(Stored items)
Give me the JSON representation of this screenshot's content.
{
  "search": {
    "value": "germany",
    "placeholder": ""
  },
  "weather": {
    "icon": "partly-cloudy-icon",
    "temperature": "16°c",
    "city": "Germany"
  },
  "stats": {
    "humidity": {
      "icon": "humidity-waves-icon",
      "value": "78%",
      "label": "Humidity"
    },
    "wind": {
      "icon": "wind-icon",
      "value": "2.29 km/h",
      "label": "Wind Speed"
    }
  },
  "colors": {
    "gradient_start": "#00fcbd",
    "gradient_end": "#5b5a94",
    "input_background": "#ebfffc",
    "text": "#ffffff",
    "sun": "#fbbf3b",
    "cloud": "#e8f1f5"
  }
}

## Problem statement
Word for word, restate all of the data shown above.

## Written reply
Give me the JSON representation of this screenshot's content.
{
  "search": {
    "value": "germany",
    "placeholder": ""
  },
  "weather": {
    "icon": "partly-cloudy-icon",
    "temperature": "16°c",
    "city": "Germany"
  },
  "stats": {
    "humidity": {
      "icon": "humidity-waves-icon",
      "value": "78%",
      "label": "Humidity"
    },
    "wind": {
      "icon": "wind-icon",
      "value": "2.29 km/h",
      "label": "Wind Speed"
    }
  },
  "colors": {
    "gradient_start": "#00fcbd",
    "gradient_end": "#5b5a94",
    "input_background": "#ebfffc",
    "text": "#ffffff",
    "sun": "#fbbf3b",
    "cloud": "#e8f1f5"
  }
}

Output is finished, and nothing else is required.